## THE TASK:
Every line of the entries below that includes "name" belongs in the answer, copied as written.

◇ ◇ ◇

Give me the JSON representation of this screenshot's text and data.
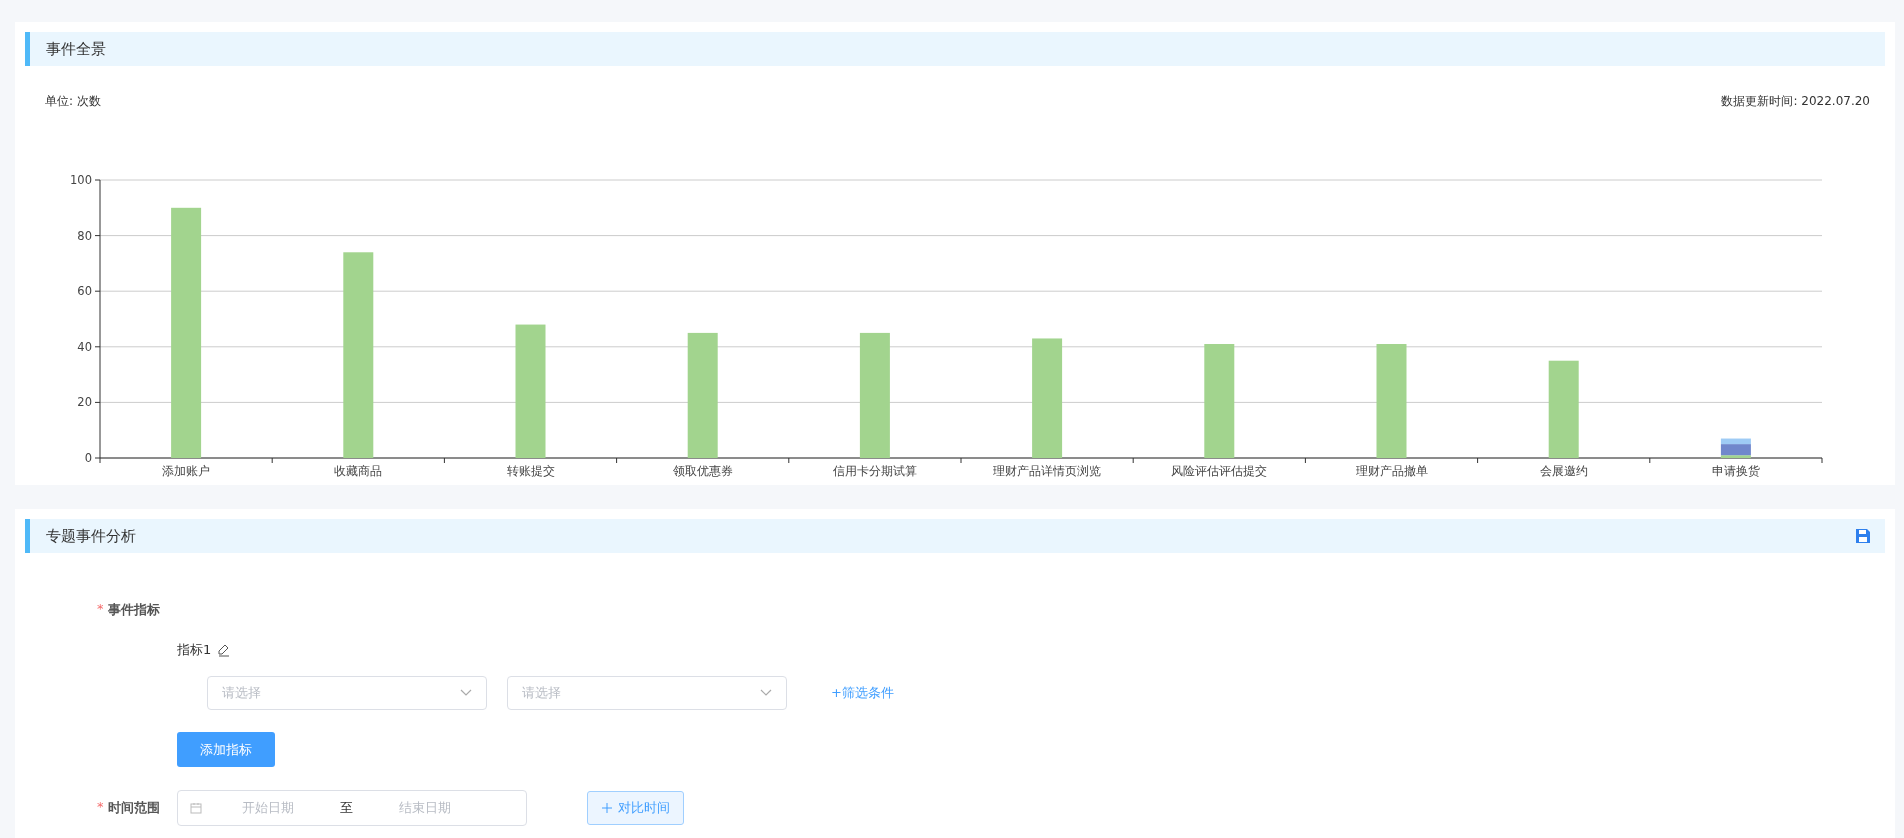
{
  "overview": {
    "title": "事件全景",
    "unit": "单位: 次数",
    "updated": "数据更新时间: 2022.07.20",
    "chart_data": {
      "type": "bar",
      "stacked": true,
      "categories": [
        "添加账户",
        "收藏商品",
        "转账提交",
        "领取优惠券",
        "信用卡分期试算",
        "理财产品详情页浏览",
        "风险评估评估提交",
        "理财产品撤单",
        "会展邀约",
        "申请换货"
      ],
      "series": [
        {
          "color": "#a2d48e",
          "values": [
            90,
            74,
            48,
            45,
            45,
            43,
            41,
            41,
            35,
            1
          ]
        },
        {
          "color": "#7087cc",
          "values": [
            0,
            0,
            0,
            0,
            0,
            0,
            0,
            0,
            0,
            4
          ]
        },
        {
          "color": "#9ecbf5",
          "values": [
            0,
            0,
            0,
            0,
            0,
            0,
            0,
            0,
            0,
            2
          ]
        }
      ],
      "ylim": [
        0,
        100
      ],
      "grid": true,
      "yticks": [
        0,
        20,
        40,
        60,
        80,
        100
      ]
    }
  },
  "analysis": {
    "title": "专题事件分析",
    "metric": {
      "label": "事件指标",
      "required_mark": "*",
      "name": "指标1",
      "selects": [
        {
          "placeholder": "请选择"
        },
        {
          "placeholder": "请选择"
        }
      ],
      "filter_link": "+筛选条件",
      "add_button": "添加指标"
    },
    "time": {
      "label": "时间范围",
      "required_mark": "*",
      "start_placeholder": "开始日期",
      "separator": "至",
      "end_placeholder": "结束日期",
      "compare_button": "对比时间"
    }
  }
}
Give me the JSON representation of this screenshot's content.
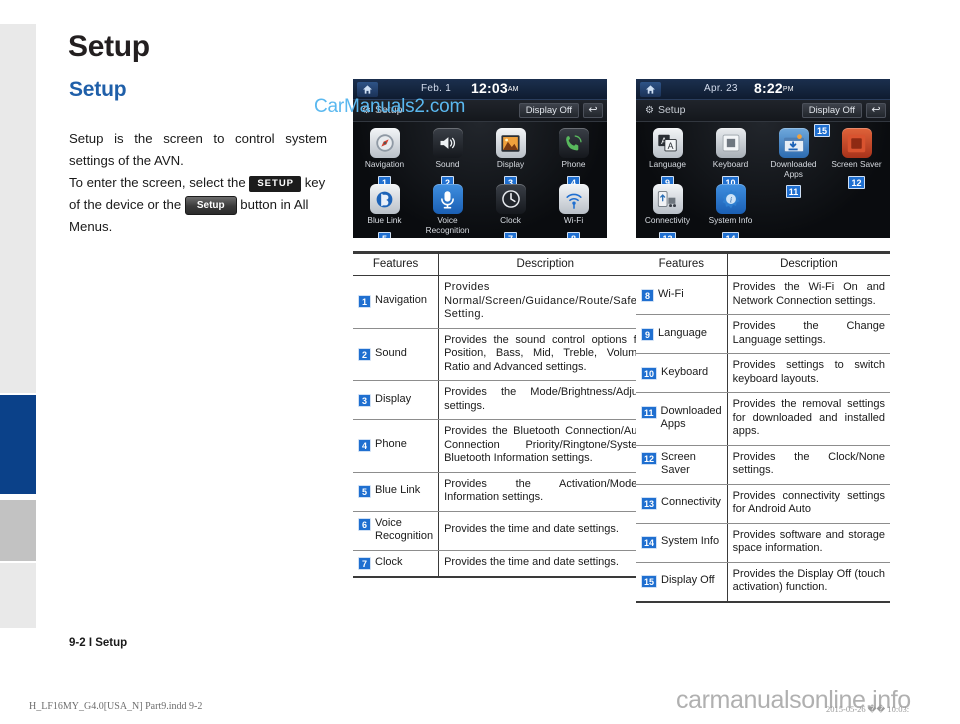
{
  "page": {
    "title": "Setup",
    "section_heading": "Setup",
    "body_parts": {
      "p1": "Setup is the screen to control system settings of the AVN.",
      "p2_before": "To enter the screen, select the",
      "hard_key_label": "SETUP",
      "p2_middle": "key of the device or the",
      "soft_key_label": "Setup",
      "p2_after": "button in All Menus."
    },
    "page_footer": "9-2 I Setup",
    "print_footer": "H_LF16MY_G4.0[USA_N] Part9.indd   9-2",
    "print_date": "2015-05-26   �� 10:03:",
    "brand_watermark": "carmanualsonline.info",
    "overlay_watermark": "CarManuals2.com"
  },
  "screens": [
    {
      "name": "setup-screen-page-1",
      "status": {
        "date": "Feb.  1",
        "time": "12:03",
        "ampm": "AM"
      },
      "titlebar": {
        "title": "Setup",
        "display_off": "Display Off",
        "back": "↩"
      },
      "items": [
        {
          "badge": "1",
          "label": "Navigation",
          "icon": "compass-icon",
          "icon_class": "ic-nav"
        },
        {
          "badge": "2",
          "label": "Sound",
          "icon": "speaker-icon",
          "icon_class": "ic-sound"
        },
        {
          "badge": "3",
          "label": "Display",
          "icon": "picture-icon",
          "icon_class": "ic-disp"
        },
        {
          "badge": "4",
          "label": "Phone",
          "icon": "phone-icon",
          "icon_class": "ic-phone"
        },
        {
          "badge": "5",
          "label": "Blue Link",
          "icon": "bluelink-icon",
          "icon_class": "ic-blue"
        },
        {
          "badge": "6",
          "label": "Voice\nRecognition",
          "icon": "microphone-icon",
          "icon_class": "ic-voice"
        },
        {
          "badge": "7",
          "label": "Clock",
          "icon": "clock-icon",
          "icon_class": "ic-clock"
        },
        {
          "badge": "8",
          "label": "Wi-Fi",
          "icon": "wifi-icon",
          "icon_class": "ic-wifi"
        }
      ]
    },
    {
      "name": "setup-screen-page-2",
      "status": {
        "date": "Apr. 23",
        "time": "8:22",
        "ampm": "PM"
      },
      "titlebar": {
        "title": "Setup",
        "display_off": "Display Off",
        "back": "↩",
        "display_off_badge": "15"
      },
      "items": [
        {
          "badge": "9",
          "label": "Language",
          "icon": "language-icon",
          "icon_class": "ic-lang"
        },
        {
          "badge": "10",
          "label": "Keyboard",
          "icon": "keyboard-icon",
          "icon_class": "ic-kbd"
        },
        {
          "badge": "11",
          "label": "Downloaded\nApps",
          "icon": "download-apps-icon",
          "icon_class": "ic-dapp"
        },
        {
          "badge": "12",
          "label": "Screen Saver",
          "icon": "screen-saver-icon",
          "icon_class": "ic-saver"
        },
        {
          "badge": "13",
          "label": "Connectivity",
          "icon": "connectivity-icon",
          "icon_class": "ic-conn"
        },
        {
          "badge": "14",
          "label": "System Info",
          "icon": "system-info-icon",
          "icon_class": "ic-sysin"
        }
      ]
    }
  ],
  "tables": [
    {
      "name": "features-table-left",
      "headers": {
        "features": "Features",
        "description": "Description"
      },
      "rows": [
        {
          "badge": "1",
          "feature": "Navigation",
          "description": "Provides Normal/Screen/Guidance/Route/Safety Setting.",
          "spaced": true
        },
        {
          "badge": "2",
          "feature": "Sound",
          "description": "Provides the sound control options for Position, Bass, Mid, Treble, Volume, Ratio and Advanced settings.",
          "spaced": false
        },
        {
          "badge": "3",
          "feature": "Display",
          "description": "Provides the Mode/Brightness/Adjust settings.",
          "spaced": false
        },
        {
          "badge": "4",
          "feature": "Phone",
          "description": "Provides the Bluetooth Connection/Auto Connection Priority/Ringtone/System Bluetooth Information settings.",
          "spaced": false
        },
        {
          "badge": "5",
          "feature": "Blue Link",
          "description": "Provides the Activation/Modem Information settings.",
          "spaced": false
        },
        {
          "badge": "6",
          "feature": "Voice Recognition",
          "description": "Provides the time and date settings.",
          "spaced": false
        },
        {
          "badge": "7",
          "feature": "Clock",
          "description": "Provides the time and date settings.",
          "spaced": false
        }
      ]
    },
    {
      "name": "features-table-right",
      "headers": {
        "features": "Features",
        "description": "Description"
      },
      "rows": [
        {
          "badge": "8",
          "feature": "Wi-Fi",
          "description": "Provides the Wi-Fi On and Network Connection settings.",
          "spaced": false
        },
        {
          "badge": "9",
          "feature": "Language",
          "description": "Provides the Change Language settings.",
          "spaced": false
        },
        {
          "badge": "10",
          "feature": "Keyboard",
          "description": "Provides settings to switch keyboard layouts.",
          "spaced": false
        },
        {
          "badge": "11",
          "feature": "Downloaded Apps",
          "description": "Provides the removal settings for downloaded and installed apps.",
          "spaced": false
        },
        {
          "badge": "12",
          "feature": "Screen Saver",
          "description": "Provides the Clock/None settings.",
          "spaced": false
        },
        {
          "badge": "13",
          "feature": "Connectivity",
          "description": "Provides connectivity settings for Android Auto",
          "spaced": false
        },
        {
          "badge": "14",
          "feature": "System Info",
          "description": "Provides software and storage space information.",
          "spaced": false
        },
        {
          "badge": "15",
          "feature": "Display Off",
          "description": "Provides the Display Off (touch activation) function.",
          "spaced": false
        }
      ]
    }
  ],
  "colors": {
    "heading_blue": "#1f5fa9",
    "tab_blue": "#0b4189",
    "badge_blue": "#1f6fd0",
    "watermark_blue": "#5ab8ef"
  }
}
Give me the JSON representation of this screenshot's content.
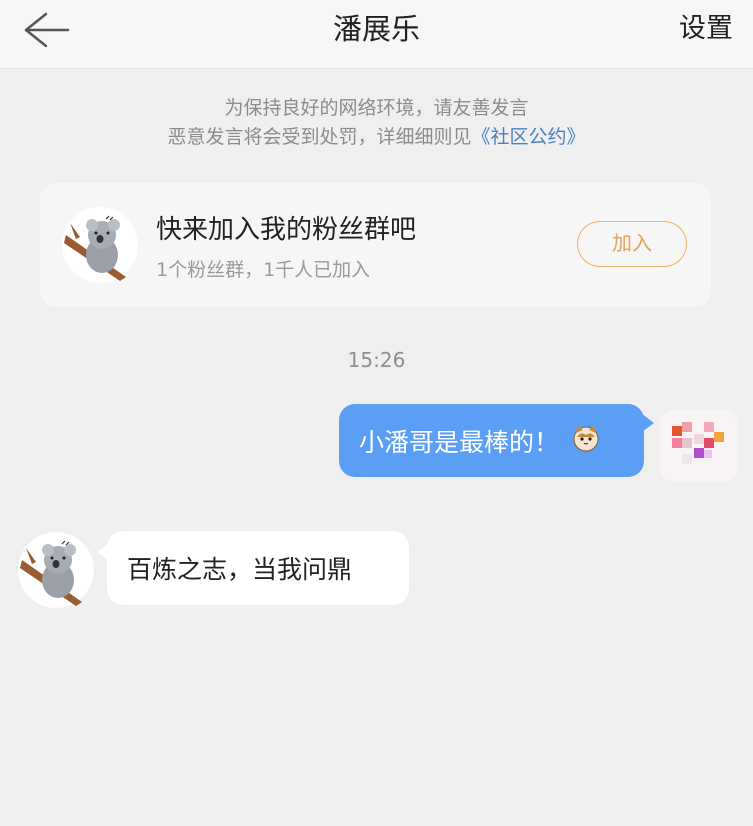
{
  "header": {
    "title": "潘展乐",
    "settings_label": "设置",
    "back_icon": "arrow-left-icon"
  },
  "notice": {
    "line1": "为保持良好的网络环境，请友善发言",
    "line2_prefix": "恶意发言将会受到处罚，详细细则见",
    "link_text": "《社区公约》",
    "link_color": "#4c7fbf"
  },
  "fan_group_card": {
    "title": "快来加入我的粉丝群吧",
    "subtitle": "1个粉丝群，1千人已加入",
    "join_label": "加入",
    "join_color": "#e5a458",
    "avatar_icon": "koala-avatar-icon"
  },
  "chat": {
    "timestamp": "15:26",
    "messages": [
      {
        "direction": "outgoing",
        "text": "小潘哥是最棒的！",
        "emoji": "cat-face-icon",
        "bubble_color": "#5a9ff5"
      },
      {
        "direction": "incoming",
        "text": "百炼之志，当我问鼎",
        "bubble_color": "#ffffff"
      }
    ]
  }
}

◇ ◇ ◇

## WRITTEN REPLY:
      "name": "指标1",
      "name": "setup-screen-page-1",
      "name": "setup-screen-page-2",
      "name": "features-table-left",
      "name": "features-table-right",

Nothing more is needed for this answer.